Electrohysterogram-based Sensor for Non-Invasive Contraction Monitoring With Improved Reliability
The purpose of this research study is to determine whether the investigators can monitor maternal contractions noninvasively by measuring uterine muscle activity.
|Study Design:||Observational Model: Cohort
Time Perspective: Prospective
|Official Title:||Electrohysterogram-based Sensor for Non-Invasive Contraction Monitoring With Improved Reliability|
|Study Start Date:||July 2011|
The majority of obstetric deliveries in the US undergo electronic monitoring and continuous uterine activity monitoring is the standard of care. Typically, an external tocodynamometer (strain gauge, toco for short) is employed to provide the frequency and timing of uterine contractions. The reliability of this monitor depends on its proper positioning (which may be disturbed by patient movement), and the transmission of tension from the uterus to the sensor. In some patients, particularly the obese, the monitor may fail to detect contractions consistently. In others the monitor requires frequent repositioning by the nursing staff. The alternative uterine activity monitor is an intrauterine pressure catheter (IUPC), which is placed through the cervical os in the adequately dilated patient with ruptured membranes. While this monitor usually provides a more reliable signal, as well as quantitative information regarding intrauterine pressure, its invasive nature and increased risk of infection limit enthusiasm for its use.
Obesity is an ever-increasing problem in the US, and is even more prominent in the obstetric suite.
Meanwhile, obese women have an increased risk for labor problems, infections and other complications.

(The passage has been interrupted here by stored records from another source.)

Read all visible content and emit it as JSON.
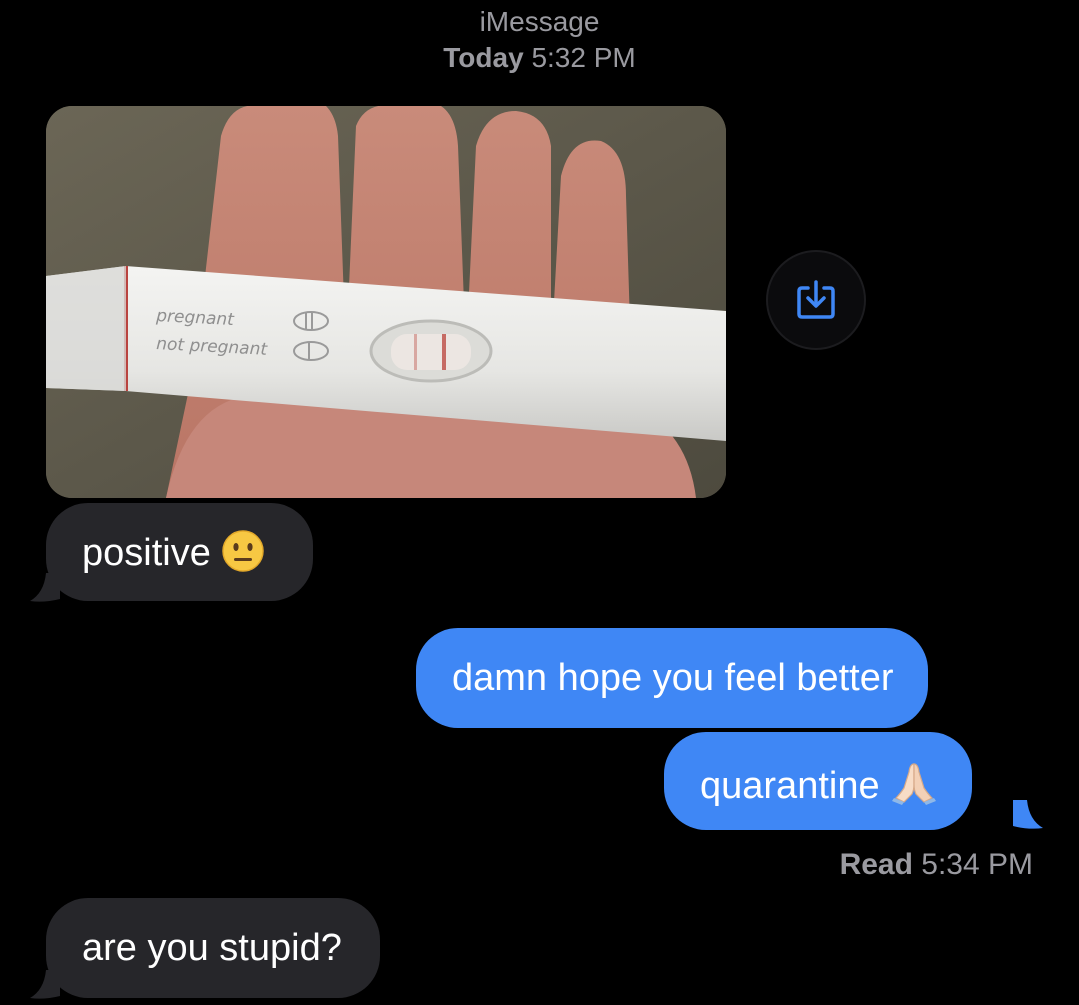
{
  "header": {
    "service": "iMessage",
    "day": "Today",
    "time": "5:32 PM"
  },
  "photo_attachment": {
    "test_labels": [
      "pregnant",
      "not pregnant"
    ]
  },
  "messages": [
    {
      "direction": "incoming",
      "text": "positive",
      "emoji": "neutral-face"
    },
    {
      "direction": "outgoing",
      "text": "damn hope you feel better"
    },
    {
      "direction": "outgoing",
      "text": "quarantine",
      "emoji": "folded-hands"
    },
    {
      "direction": "incoming",
      "text": "are you stupid?"
    }
  ],
  "receipt": {
    "status": "Read",
    "time": "5:34 PM"
  },
  "icons": {
    "save": "download-to-tray-icon"
  },
  "colors": {
    "background": "#000000",
    "incoming_bubble": "#26262a",
    "outgoing_bubble": "#3f87f5",
    "meta_text": "#9a9aa0",
    "icon_accent": "#3f87f5"
  }
}
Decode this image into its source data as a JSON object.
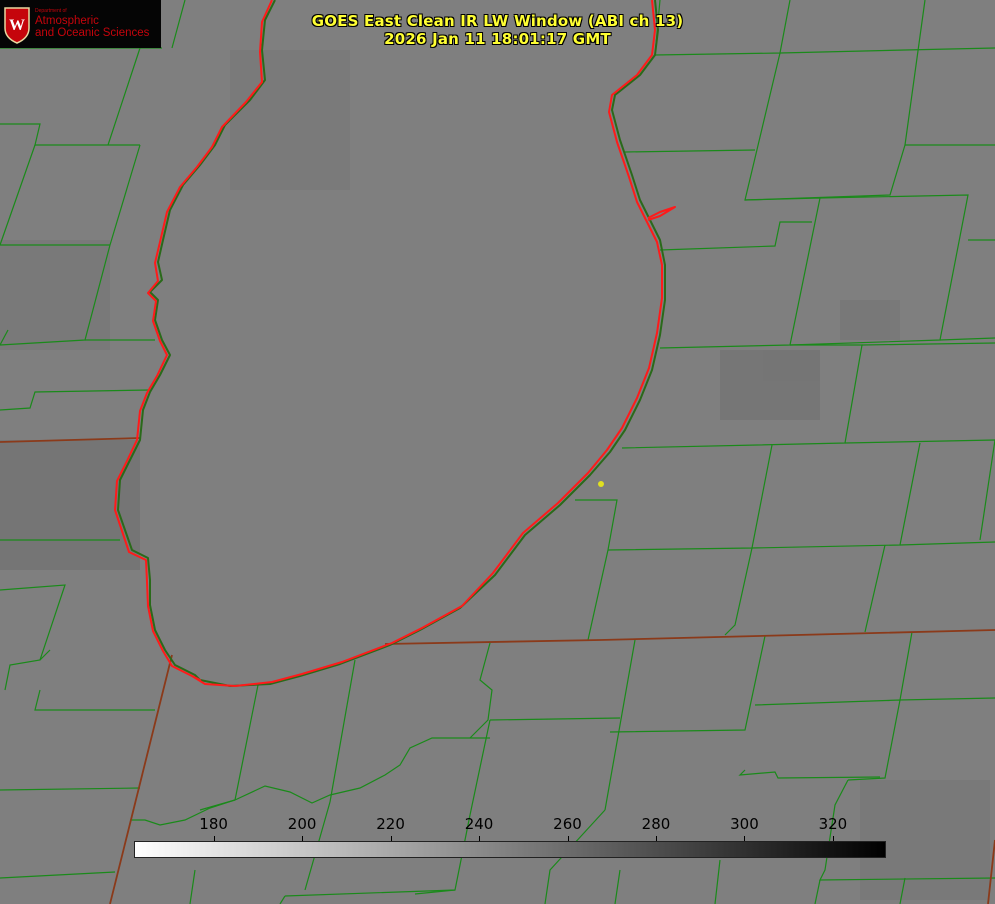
{
  "title": {
    "line1": "GOES East Clean IR LW Window (ABI ch 13)",
    "line2": "2026 Jan 11 18:01:17 GMT"
  },
  "logo": {
    "department": "Department of",
    "line1": "Atmospheric",
    "line2": "and Oceanic Sciences",
    "brand_color": "#c5050c"
  },
  "colorbar": {
    "ticks": [
      "180",
      "200",
      "220",
      "240",
      "260",
      "280",
      "300",
      "320"
    ],
    "range": [
      162,
      332
    ],
    "scale_start_color": "#ffffff",
    "scale_end_color": "#000000"
  },
  "map": {
    "county_line_color": "#1a8a1a",
    "shoreline_color": "#ff1a1a",
    "state_line_color": "#8b3a1a",
    "marker_color": "#e0e020"
  }
}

Noninvasive uterine activity monitoring, while preferable to reduce the infection risk, is particularly unreliable in this population.
|United States, Florida|
|University of Florida College of Medicine||Recruiting|
|Gainesville, Florida, United States, 32611|
|Contact: Anthony Gregg, MD 352-273-7562|
|Principal Investigator:||Anthony Gregg, PhD||University of Florida|